Problem statement — What lines in this listing contain the string "time"? Report each one by copying it.

Task input —
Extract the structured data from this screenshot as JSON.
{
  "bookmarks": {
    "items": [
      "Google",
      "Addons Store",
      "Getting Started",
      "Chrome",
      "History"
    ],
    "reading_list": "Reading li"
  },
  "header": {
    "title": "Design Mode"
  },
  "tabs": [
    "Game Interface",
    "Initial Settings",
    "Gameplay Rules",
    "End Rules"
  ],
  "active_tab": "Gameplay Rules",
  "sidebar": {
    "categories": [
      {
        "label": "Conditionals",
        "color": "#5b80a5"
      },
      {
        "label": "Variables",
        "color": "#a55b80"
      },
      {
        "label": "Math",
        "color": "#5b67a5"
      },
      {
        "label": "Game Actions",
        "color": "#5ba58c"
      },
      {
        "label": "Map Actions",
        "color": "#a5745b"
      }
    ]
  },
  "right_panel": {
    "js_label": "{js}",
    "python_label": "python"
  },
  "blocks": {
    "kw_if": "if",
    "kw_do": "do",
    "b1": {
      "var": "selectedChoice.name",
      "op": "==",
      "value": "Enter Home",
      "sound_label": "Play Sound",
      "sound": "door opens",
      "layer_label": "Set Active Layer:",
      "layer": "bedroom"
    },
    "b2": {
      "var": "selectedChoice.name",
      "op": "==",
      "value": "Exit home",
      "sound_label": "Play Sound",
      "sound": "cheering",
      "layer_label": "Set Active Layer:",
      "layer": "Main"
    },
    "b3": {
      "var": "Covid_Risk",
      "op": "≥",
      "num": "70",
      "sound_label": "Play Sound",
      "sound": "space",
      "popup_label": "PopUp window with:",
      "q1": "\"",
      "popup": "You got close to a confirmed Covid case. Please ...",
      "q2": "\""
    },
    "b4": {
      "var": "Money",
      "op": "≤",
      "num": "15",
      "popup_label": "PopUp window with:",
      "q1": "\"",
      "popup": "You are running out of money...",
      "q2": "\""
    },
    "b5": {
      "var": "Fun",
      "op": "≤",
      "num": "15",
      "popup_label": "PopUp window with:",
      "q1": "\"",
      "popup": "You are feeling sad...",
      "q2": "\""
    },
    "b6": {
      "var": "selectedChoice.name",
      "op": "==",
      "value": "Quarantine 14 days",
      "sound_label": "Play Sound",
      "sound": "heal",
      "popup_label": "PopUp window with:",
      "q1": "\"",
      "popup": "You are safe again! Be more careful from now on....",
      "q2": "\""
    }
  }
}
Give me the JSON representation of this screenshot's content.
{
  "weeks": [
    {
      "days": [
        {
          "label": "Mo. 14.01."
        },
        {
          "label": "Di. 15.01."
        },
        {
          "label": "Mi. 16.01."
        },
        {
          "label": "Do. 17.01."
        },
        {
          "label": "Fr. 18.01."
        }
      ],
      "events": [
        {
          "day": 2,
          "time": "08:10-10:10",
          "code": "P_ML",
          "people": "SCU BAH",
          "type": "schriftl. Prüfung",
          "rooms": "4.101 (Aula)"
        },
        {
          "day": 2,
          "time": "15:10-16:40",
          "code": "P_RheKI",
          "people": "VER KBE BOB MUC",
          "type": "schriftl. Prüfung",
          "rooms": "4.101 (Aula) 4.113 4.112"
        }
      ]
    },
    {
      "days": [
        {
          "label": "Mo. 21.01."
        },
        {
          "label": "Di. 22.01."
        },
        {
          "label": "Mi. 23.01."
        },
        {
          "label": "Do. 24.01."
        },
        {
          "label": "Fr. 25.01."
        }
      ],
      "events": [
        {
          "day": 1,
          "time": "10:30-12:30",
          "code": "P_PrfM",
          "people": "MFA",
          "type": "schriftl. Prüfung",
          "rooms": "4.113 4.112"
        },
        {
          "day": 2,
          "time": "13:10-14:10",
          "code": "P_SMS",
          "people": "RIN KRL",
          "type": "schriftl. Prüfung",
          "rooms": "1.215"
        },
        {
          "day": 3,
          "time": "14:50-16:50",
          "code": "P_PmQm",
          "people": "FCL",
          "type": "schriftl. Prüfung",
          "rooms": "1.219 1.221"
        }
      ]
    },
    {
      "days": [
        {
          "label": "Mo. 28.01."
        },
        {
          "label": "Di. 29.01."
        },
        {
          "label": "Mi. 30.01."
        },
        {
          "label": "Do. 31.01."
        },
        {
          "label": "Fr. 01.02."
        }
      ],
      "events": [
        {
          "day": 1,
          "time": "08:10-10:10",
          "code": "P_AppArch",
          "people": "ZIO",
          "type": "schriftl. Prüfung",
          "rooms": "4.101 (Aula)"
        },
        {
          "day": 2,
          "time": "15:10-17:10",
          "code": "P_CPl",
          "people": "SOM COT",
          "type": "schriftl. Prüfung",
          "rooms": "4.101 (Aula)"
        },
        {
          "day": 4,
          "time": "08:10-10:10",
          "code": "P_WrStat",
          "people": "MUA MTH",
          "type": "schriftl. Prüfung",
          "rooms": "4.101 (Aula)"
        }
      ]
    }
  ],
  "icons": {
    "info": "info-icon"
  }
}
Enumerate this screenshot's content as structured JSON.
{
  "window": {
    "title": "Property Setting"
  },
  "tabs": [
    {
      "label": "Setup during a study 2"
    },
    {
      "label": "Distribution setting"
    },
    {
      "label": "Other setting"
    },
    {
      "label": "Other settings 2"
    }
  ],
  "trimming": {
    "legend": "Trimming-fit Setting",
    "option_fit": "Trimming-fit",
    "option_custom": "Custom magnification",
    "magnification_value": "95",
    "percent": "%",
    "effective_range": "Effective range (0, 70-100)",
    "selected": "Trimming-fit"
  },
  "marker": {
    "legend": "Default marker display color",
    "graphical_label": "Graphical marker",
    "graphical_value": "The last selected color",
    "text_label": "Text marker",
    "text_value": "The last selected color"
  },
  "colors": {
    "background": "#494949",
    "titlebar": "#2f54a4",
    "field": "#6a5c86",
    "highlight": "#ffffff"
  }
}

Task answer —
          "time": "08:10-10:10",
          "time": "15:10-16:40",
          "time": "10:30-12:30",
          "time": "13:10-14:10",
          "time": "14:50-16:50",
          "time": "08:10-10:10",
          "time": "15:10-17:10",
          "time": "08:10-10:10",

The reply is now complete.